**ACTION ITEM**
Indicate how many lines in the listing below contain the word "name". No other output is permitted.

**INPUT RECORDS**
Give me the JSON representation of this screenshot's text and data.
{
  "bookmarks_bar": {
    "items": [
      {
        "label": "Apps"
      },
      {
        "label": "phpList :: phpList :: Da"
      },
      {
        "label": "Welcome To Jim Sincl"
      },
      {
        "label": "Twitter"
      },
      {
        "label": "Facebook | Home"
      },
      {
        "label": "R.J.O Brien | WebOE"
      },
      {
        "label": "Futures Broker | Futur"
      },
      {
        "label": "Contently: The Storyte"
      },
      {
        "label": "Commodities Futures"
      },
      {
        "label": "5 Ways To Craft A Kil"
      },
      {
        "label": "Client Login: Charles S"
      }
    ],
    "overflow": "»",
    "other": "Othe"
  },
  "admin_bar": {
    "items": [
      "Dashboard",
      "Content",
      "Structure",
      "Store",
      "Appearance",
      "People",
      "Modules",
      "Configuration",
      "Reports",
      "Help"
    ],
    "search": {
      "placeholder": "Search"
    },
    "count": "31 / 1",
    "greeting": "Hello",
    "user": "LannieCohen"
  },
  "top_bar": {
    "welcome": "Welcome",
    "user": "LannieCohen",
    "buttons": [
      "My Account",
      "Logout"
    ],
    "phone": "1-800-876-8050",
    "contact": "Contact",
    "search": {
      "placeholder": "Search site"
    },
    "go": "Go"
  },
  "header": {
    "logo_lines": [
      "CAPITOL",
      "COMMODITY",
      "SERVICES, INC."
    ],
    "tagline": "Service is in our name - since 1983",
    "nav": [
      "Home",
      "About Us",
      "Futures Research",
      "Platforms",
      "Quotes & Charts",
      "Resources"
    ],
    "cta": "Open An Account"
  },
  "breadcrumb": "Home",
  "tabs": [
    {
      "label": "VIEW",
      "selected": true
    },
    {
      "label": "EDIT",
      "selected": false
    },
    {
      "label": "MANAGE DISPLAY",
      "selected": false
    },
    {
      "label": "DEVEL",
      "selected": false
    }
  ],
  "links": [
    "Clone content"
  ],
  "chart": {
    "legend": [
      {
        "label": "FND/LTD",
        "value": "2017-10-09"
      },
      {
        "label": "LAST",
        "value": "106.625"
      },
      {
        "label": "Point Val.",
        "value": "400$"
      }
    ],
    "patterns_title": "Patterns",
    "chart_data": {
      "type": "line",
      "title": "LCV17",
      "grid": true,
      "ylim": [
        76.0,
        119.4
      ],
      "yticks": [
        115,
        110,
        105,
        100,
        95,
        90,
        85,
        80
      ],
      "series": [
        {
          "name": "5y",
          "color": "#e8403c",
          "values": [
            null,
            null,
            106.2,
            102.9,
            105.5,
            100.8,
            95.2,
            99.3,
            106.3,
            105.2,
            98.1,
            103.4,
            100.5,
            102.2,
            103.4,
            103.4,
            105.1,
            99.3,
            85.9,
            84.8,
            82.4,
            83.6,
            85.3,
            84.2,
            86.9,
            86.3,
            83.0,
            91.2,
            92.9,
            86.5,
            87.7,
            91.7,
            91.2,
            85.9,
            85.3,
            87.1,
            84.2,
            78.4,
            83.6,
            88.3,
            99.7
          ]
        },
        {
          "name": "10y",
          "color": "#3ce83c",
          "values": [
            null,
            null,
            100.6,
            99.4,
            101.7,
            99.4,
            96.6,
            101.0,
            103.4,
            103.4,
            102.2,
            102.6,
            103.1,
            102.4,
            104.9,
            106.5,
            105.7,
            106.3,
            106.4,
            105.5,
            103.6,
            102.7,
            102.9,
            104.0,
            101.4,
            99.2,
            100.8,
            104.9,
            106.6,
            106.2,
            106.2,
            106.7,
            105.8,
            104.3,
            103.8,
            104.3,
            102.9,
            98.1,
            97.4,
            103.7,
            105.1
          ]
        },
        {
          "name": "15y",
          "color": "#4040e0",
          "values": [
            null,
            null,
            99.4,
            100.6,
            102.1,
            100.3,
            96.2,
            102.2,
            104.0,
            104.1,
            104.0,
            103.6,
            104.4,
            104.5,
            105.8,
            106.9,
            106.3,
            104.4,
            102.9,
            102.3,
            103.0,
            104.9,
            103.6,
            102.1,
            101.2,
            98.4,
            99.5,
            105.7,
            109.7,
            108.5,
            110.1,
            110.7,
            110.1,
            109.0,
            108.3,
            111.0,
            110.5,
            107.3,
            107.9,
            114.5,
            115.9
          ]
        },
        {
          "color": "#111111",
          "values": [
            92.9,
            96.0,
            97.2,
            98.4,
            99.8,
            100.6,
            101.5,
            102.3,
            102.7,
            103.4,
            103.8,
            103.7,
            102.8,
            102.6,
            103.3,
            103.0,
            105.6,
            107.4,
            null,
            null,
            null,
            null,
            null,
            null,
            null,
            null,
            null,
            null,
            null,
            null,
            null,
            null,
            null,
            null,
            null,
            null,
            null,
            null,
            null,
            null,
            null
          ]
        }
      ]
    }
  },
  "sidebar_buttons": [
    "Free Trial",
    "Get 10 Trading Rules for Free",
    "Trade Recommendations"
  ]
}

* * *

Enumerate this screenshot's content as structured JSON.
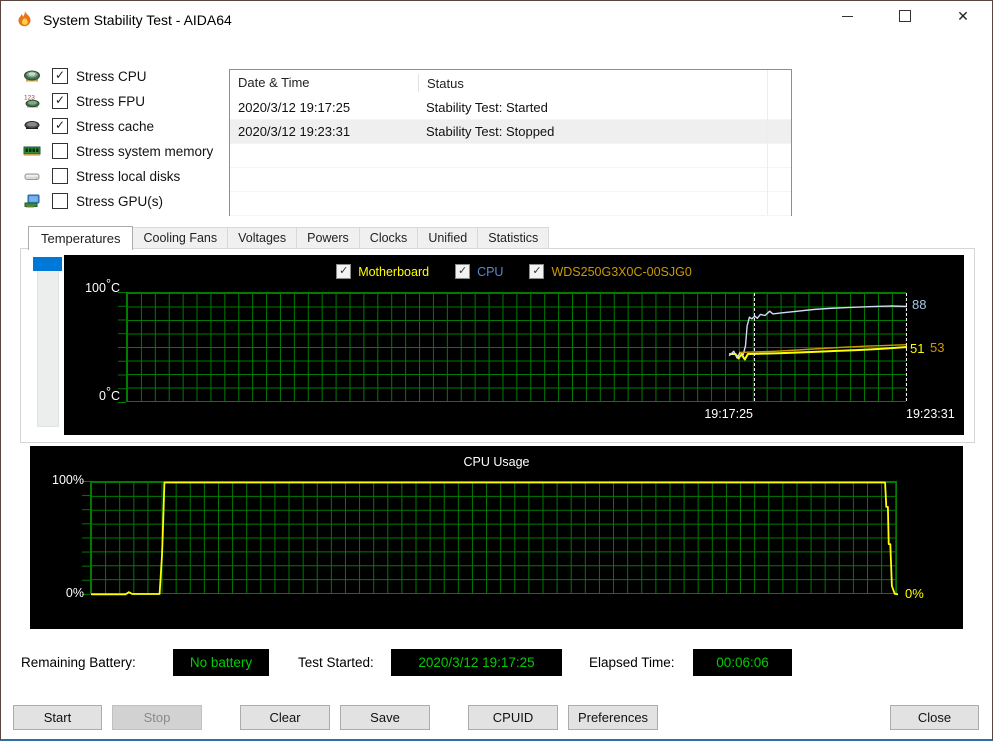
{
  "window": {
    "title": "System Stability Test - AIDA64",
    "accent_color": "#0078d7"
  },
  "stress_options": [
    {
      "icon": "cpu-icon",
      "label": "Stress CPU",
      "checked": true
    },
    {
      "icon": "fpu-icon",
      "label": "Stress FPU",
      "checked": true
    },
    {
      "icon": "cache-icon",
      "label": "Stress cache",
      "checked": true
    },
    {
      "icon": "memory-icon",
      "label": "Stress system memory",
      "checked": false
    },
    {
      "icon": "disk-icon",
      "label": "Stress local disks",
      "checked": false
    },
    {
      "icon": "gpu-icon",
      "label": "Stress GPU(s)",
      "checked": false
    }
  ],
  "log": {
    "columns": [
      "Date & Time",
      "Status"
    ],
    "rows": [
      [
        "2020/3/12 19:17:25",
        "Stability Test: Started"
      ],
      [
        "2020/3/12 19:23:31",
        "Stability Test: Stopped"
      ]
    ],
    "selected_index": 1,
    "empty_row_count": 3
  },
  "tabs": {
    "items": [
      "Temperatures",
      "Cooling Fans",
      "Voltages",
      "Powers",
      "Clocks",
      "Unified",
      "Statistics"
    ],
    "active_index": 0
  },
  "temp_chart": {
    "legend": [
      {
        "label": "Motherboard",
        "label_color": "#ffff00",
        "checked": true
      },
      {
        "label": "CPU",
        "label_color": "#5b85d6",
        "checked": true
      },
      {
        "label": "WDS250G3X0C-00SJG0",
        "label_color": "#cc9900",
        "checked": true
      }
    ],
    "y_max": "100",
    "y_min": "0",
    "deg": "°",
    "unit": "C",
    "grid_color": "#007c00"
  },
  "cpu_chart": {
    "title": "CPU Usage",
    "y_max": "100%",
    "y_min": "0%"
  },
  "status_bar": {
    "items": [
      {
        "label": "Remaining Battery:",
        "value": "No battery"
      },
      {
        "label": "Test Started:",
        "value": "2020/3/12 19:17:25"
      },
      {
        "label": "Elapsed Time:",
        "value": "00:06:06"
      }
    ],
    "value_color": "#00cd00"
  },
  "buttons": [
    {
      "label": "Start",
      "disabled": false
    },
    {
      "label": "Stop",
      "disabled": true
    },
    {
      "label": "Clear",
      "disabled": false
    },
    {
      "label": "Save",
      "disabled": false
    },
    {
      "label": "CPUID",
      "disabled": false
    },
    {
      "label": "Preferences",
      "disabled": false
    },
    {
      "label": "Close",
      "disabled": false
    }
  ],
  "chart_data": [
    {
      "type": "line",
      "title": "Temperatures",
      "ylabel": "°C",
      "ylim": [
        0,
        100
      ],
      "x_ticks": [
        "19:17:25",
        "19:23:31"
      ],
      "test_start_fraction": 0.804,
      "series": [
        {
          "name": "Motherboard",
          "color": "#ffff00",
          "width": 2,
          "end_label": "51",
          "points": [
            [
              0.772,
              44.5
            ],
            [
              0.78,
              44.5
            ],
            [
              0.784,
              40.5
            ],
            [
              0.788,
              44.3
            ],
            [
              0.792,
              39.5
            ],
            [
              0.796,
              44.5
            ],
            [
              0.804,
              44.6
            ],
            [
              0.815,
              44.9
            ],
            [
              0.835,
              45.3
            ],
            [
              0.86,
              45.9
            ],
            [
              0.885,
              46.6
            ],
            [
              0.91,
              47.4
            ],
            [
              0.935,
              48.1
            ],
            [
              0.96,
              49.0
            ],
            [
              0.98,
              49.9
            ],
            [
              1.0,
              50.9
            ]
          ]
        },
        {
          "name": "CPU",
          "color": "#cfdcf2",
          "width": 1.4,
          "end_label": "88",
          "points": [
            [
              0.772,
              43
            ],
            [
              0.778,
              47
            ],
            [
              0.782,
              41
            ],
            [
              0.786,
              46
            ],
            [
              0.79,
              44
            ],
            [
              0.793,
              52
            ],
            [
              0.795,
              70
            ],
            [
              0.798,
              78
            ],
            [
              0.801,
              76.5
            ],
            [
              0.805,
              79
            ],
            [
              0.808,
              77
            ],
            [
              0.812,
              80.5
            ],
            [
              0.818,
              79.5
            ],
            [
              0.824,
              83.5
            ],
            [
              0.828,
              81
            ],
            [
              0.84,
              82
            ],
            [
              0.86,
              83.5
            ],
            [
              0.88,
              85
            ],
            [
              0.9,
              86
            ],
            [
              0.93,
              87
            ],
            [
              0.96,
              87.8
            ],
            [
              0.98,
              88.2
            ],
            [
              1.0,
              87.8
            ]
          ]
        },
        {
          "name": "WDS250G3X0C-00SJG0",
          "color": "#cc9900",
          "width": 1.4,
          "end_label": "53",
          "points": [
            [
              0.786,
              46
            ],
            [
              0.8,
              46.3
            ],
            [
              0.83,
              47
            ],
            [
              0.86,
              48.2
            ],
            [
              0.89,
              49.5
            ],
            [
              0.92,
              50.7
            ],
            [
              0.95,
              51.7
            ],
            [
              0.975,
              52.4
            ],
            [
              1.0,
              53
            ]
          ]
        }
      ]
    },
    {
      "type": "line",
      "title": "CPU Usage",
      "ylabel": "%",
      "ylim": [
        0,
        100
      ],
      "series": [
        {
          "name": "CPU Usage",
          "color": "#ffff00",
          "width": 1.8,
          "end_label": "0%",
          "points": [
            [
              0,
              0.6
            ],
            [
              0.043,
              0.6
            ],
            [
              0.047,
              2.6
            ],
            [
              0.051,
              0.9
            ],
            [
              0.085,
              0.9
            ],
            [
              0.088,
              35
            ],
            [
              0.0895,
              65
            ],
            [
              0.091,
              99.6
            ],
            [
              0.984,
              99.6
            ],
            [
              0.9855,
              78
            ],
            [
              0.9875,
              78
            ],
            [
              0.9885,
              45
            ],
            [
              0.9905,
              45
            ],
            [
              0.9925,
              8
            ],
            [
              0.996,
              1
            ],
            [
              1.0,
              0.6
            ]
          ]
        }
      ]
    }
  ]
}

**RESPONSE FOR THIS EXERCISE**
8